Residents of House District 8, which is currently (mis)represented by State Rep. Byron Cook (R–Corsicana) are beginning to hear about his many misdeeds – including efforts to violate the First Amendment rights of Texans, give special privileges to illegal aliens, and strip “mother” and “father” off of birth certificates. But do they know about the time Cook authored a bill to increase “speed traps?”
That’s right. Byron Cook is pro-speed trap.
During the 83rd legislature, Cook authored HB 811 and managed to the get the bill voted out of the House Transportation Committee before it died in Calendars. The bill, “Relating to the disposition of fines for traffic violations collected by certain municipalities and counties,” would have repealed provisions of the transportation code designed to eliminate speed traps. Those local governments, which are prone to setting up speed traps in order to collect revenue from passing motorists, are disincentivized from harassing taxpayers by a statute that requires them to remit a portion of traffic ticket revenue to the state. Cook’s bill would have repealed those restrictions.
According to the background and purpose for HB 811 authored by Cook’s staff:
“Interested parties contend that current law limits the amount certain municipalities and counties can collect from highway traffic fines, and they further characterize these limitations as a means of preventing the operation of speed traps. However, there is a concern that these restrictions have a negative impact on municipalities and counties that are attempting to deter motorists from driving at speeds significantly over the speed limit. C.S.H.B. 811 seeks to remedy this situation for certain small municipalities and counties by repealing provisions limiting the amount of revenue from traffic violations such entities are authorized to retain.” [emphasis added]
One of Cook’s constituents, a resident of Rice, testified in support of the bill. Rice, population 798, is located on Interstate 45 between Corsicana and Ennis and is precisely the type of town which would want to set up a speed trap in order to harass Texans traveling between Houston and Dallas.

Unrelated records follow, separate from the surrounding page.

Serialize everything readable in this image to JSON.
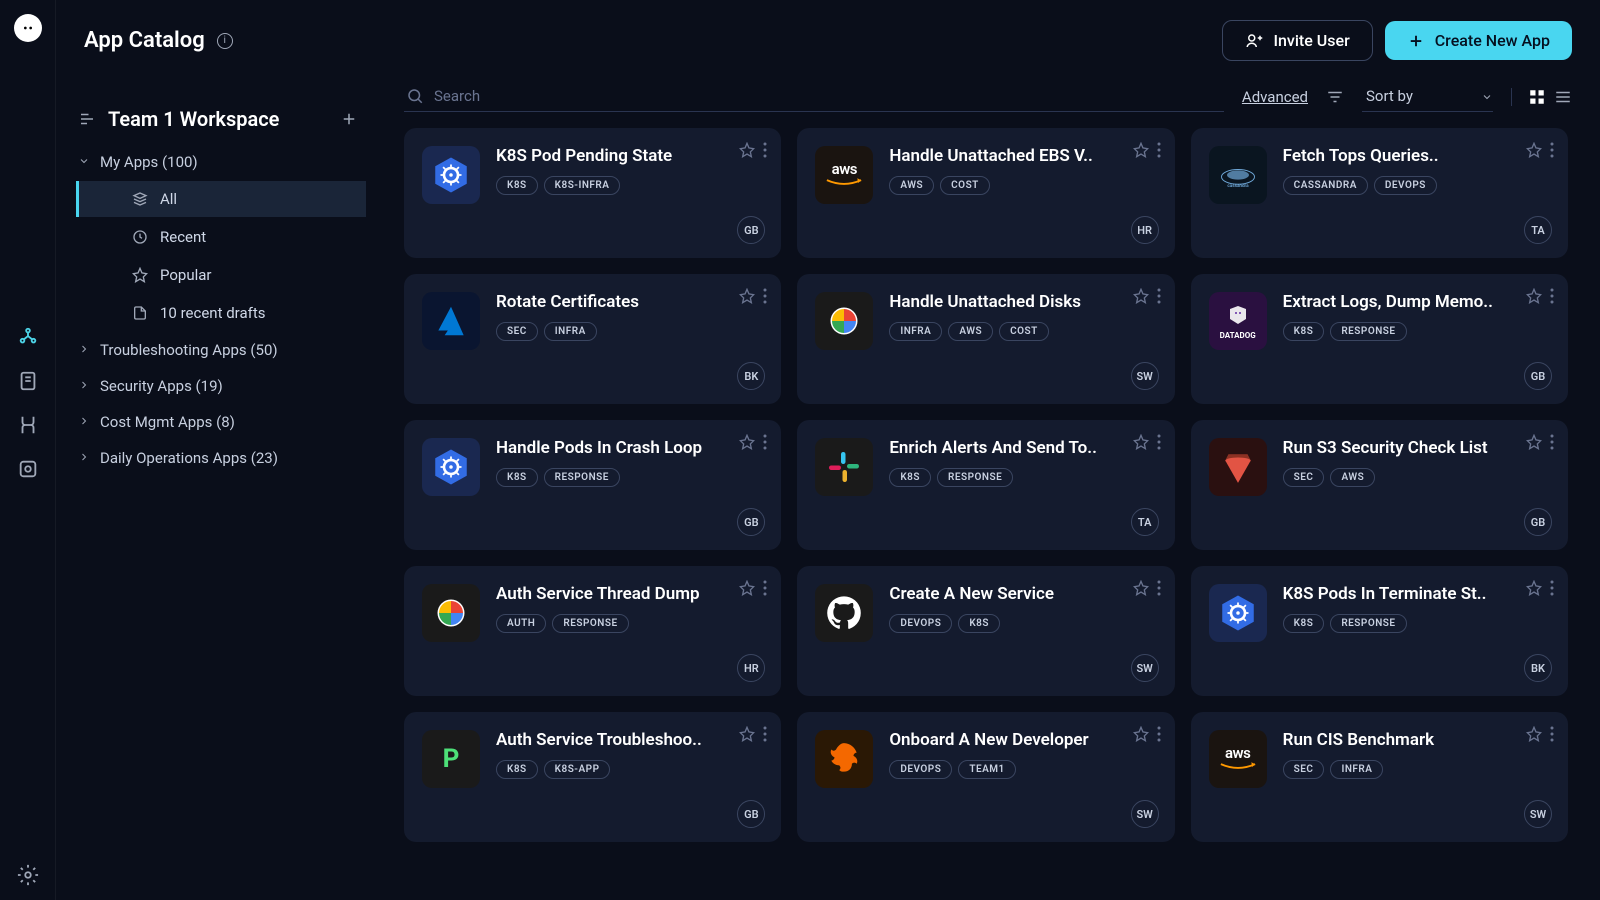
{
  "header": {
    "title": "App Catalog",
    "invite_label": "Invite User",
    "create_label": "Create New App"
  },
  "search": {
    "placeholder": "Search",
    "advanced": "Advanced",
    "sort_label": "Sort by"
  },
  "workspace": {
    "title": "Team 1 Workspace"
  },
  "sidebar": {
    "groups": [
      {
        "label": "My Apps (100)",
        "expanded": true
      },
      {
        "label": "Troubleshooting Apps (50)",
        "expanded": false
      },
      {
        "label": "Security Apps (19)",
        "expanded": false
      },
      {
        "label": "Cost Mgmt Apps (8)",
        "expanded": false
      },
      {
        "label": "Daily Operations Apps (23)",
        "expanded": false
      }
    ],
    "my_apps_children": [
      {
        "label": "All",
        "icon": "stack",
        "active": true
      },
      {
        "label": "Recent",
        "icon": "clock",
        "active": false
      },
      {
        "label": "Popular",
        "icon": "star",
        "active": false
      },
      {
        "label": "10 recent drafts",
        "icon": "file",
        "active": false
      }
    ]
  },
  "apps": [
    {
      "title": "K8S Pod Pending State",
      "tags": [
        "K8S",
        "K8S-INFRA"
      ],
      "logo": "k8s",
      "avatar": "GB"
    },
    {
      "title": "Handle Unattached EBS V..",
      "tags": [
        "AWS",
        "COST"
      ],
      "logo": "aws",
      "avatar": "HR"
    },
    {
      "title": "Fetch Tops Queries..",
      "tags": [
        "CASSANDRA",
        "DEVOPS"
      ],
      "logo": "cassandra",
      "avatar": "TA"
    },
    {
      "title": "Rotate Certificates",
      "tags": [
        "SEC",
        "INFRA"
      ],
      "logo": "azure",
      "avatar": "BK"
    },
    {
      "title": "Handle Unattached Disks",
      "tags": [
        "INFRA",
        "AWS",
        "COST"
      ],
      "logo": "gcp",
      "avatar": "SW"
    },
    {
      "title": "Extract Logs, Dump Memo..",
      "tags": [
        "K8S",
        "RESPONSE"
      ],
      "logo": "datadog",
      "avatar": "GB"
    },
    {
      "title": "Handle Pods In Crash Loop",
      "tags": [
        "K8S",
        "RESPONSE"
      ],
      "logo": "k8s",
      "avatar": "GB"
    },
    {
      "title": "Enrich Alerts And Send To..",
      "tags": [
        "K8S",
        "RESPONSE"
      ],
      "logo": "slack",
      "avatar": "TA"
    },
    {
      "title": "Run S3 Security Check List",
      "tags": [
        "SEC",
        "AWS"
      ],
      "logo": "s3",
      "avatar": "GB"
    },
    {
      "title": "Auth Service Thread Dump",
      "tags": [
        "AUTH",
        "RESPONSE"
      ],
      "logo": "gcp",
      "avatar": "HR"
    },
    {
      "title": "Create A New Service",
      "tags": [
        "DEVOPS",
        "K8S"
      ],
      "logo": "github",
      "avatar": "SW"
    },
    {
      "title": "K8S Pods In Terminate St..",
      "tags": [
        "K8S",
        "RESPONSE"
      ],
      "logo": "k8s",
      "avatar": "BK"
    },
    {
      "title": "Auth Service Troubleshoo..",
      "tags": [
        "K8S",
        "K8S-APP"
      ],
      "logo": "p",
      "avatar": "GB"
    },
    {
      "title": "Onboard A New Developer",
      "tags": [
        "DEVOPS",
        "TEAM1"
      ],
      "logo": "grafana",
      "avatar": "SW"
    },
    {
      "title": "Run CIS Benchmark",
      "tags": [
        "SEC",
        "INFRA"
      ],
      "logo": "aws",
      "avatar": "SW"
    }
  ]
}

Byron Cook’s record in office is so bad that at times it seems unbelievable. Cook’s constituents will have an opportunity to vote on his record of supporting unpopular policies in the March 1st primary election.